** Records for the exercise follows **

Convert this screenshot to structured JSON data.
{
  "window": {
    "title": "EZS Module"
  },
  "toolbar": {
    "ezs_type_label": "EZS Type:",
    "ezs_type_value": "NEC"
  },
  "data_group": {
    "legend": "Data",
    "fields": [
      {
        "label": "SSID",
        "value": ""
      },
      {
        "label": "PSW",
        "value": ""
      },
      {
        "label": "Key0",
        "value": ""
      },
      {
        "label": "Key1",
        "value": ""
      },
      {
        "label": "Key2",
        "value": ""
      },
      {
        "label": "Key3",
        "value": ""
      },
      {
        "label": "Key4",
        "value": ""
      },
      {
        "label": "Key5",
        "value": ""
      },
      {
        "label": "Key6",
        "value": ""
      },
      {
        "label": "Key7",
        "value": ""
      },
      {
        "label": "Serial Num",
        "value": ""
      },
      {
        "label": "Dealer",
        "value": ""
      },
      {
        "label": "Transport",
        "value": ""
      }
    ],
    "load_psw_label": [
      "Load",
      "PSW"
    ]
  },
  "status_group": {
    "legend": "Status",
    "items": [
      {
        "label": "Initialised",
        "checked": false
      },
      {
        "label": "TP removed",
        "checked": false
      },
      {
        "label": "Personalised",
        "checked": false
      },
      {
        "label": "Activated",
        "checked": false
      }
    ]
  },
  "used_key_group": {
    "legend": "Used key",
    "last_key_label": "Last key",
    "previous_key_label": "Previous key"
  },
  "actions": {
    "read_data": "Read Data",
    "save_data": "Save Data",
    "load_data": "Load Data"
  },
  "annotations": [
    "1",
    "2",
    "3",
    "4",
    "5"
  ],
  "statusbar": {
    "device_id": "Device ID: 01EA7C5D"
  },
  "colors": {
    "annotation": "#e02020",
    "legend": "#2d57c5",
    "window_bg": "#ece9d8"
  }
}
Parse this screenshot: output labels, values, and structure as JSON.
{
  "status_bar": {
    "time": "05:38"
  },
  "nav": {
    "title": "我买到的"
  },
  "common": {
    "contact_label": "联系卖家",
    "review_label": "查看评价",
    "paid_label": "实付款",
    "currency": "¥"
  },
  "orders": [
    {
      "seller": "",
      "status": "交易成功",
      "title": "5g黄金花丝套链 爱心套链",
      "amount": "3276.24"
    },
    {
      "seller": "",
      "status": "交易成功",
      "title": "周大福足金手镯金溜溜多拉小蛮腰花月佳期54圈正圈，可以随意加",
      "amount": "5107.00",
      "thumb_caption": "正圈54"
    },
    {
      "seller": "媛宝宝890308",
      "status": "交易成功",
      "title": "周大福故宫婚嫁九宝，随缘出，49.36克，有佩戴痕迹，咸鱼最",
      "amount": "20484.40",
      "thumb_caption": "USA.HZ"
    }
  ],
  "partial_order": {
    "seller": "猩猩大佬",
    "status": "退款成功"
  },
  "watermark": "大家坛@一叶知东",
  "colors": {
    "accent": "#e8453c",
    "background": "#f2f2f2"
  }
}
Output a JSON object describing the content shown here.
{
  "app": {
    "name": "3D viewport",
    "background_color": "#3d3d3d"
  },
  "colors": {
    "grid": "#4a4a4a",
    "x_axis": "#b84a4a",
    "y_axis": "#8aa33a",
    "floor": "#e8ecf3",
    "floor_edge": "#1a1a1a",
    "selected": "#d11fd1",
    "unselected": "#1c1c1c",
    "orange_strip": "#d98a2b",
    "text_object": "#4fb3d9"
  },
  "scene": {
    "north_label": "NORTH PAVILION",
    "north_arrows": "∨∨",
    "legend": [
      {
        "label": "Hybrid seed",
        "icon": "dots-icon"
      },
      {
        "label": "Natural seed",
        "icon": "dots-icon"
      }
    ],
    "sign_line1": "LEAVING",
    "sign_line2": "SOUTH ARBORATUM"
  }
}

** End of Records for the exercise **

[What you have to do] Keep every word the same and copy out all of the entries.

[Result of the exercise]
Convert this screenshot to structured JSON data.
{
  "window": {
    "title": "EZS Module"
  },
  "toolbar": {
    "ezs_type_label": "EZS Type:",
    "ezs_type_value": "NEC"
  },
  "data_group": {
    "legend": "Data",
    "fields": [
      {
        "label": "SSID",
        "value": ""
      },
      {
        "label": "PSW",
        "value": ""
      },
      {
        "label": "Key0",
        "value": ""
      },
      {
        "label": "Key1",
        "value": ""
      },
      {
        "label": "Key2",
        "value": ""
      },
      {
        "label": "Key3",
        "value": ""
      },
      {
        "label": "Key4",
        "value": ""
      },
      {
        "label": "Key5",
        "value": ""
      },
      {
        "label": "Key6",
        "value": ""
      },
      {
        "label": "Key7",
        "value": ""
      },
      {
        "label": "Serial Num",
        "value": ""
      },
      {
        "label": "Dealer",
        "value": ""
      },
      {
        "label": "Transport",
        "value": ""
      }
    ],
    "load_psw_label": [
      "Load",
      "PSW"
    ]
  },
  "status_group": {
    "legend": "Status",
    "items": [
      {
        "label": "Initialised",
        "checked": false
      },
      {
        "label": "TP removed",
        "checked": false
      },
      {
        "label": "Personalised",
        "checked": false
      },
      {
        "label": "Activated",
        "checked": false
      }
    ]
  },
  "used_key_group": {
    "legend": "Used key",
    "last_key_label": "Last key",
    "previous_key_label": "Previous key"
  },
  "actions": {
    "read_data": "Read Data",
    "save_data": "Save Data",
    "load_data": "Load Data"
  },
  "annotations": [
    "1",
    "2",
    "3",
    "4",
    "5"
  ],
  "statusbar": {
    "device_id": "Device ID: 01EA7C5D"
  },
  "colors": {
    "annotation": "#e02020",
    "legend": "#2d57c5",
    "window_bg": "#ece9d8"
  }
}
Parse this screenshot: output labels, values, and structure as JSON.
{
  "status_bar": {
    "time": "05:38"
  },
  "nav": {
    "title": "我买到的"
  },
  "common": {
    "contact_label": "联系卖家",
    "review_label": "查看评价",
    "paid_label": "实付款",
    "currency": "¥"
  },
  "orders": [
    {
      "seller": "",
      "status": "交易成功",
      "title": "5g黄金花丝套链 爱心套链",
      "amount": "3276.24"
    },
    {
      "seller": "",
      "status": "交易成功",
      "title": "周大福足金手镯金溜溜多拉小蛮腰花月佳期54圈正圈，可以随意加",
      "amount": "5107.00",
      "thumb_caption": "正圈54"
    },
    {
      "seller": "媛宝宝890308",
      "status": "交易成功",
      "title": "周大福故宫婚嫁九宝，随缘出，49.36克，有佩戴痕迹，咸鱼最",
      "amount": "20484.40",
      "thumb_caption": "USA.HZ"
    }
  ],
  "partial_order": {
    "seller": "猩猩大佬",
    "status": "退款成功"
  },
  "watermark": "大家坛@一叶知东",
  "colors": {
    "accent": "#e8453c",
    "background": "#f2f2f2"
  }
}
Output a JSON object describing the content shown here.
{
  "app": {
    "name": "3D viewport",
    "background_color": "#3d3d3d"
  },
  "colors": {
    "grid": "#4a4a4a",
    "x_axis": "#b84a4a",
    "y_axis": "#8aa33a",
    "floor": "#e8ecf3",
    "floor_edge": "#1a1a1a",
    "selected": "#d11fd1",
    "unselected": "#1c1c1c",
    "orange_strip": "#d98a2b",
    "text_object": "#4fb3d9"
  },
  "scene": {
    "north_label": "NORTH PAVILION",
    "north_arrows": "∨∨",
    "legend": [
      {
        "label": "Hybrid seed",
        "icon": "dots-icon"
      },
      {
        "label": "Natural seed",
        "icon": "dots-icon"
      }
    ],
    "sign_line1": "LEAVING",
    "sign_line2": "SOUTH ARBORATUM"
  }
}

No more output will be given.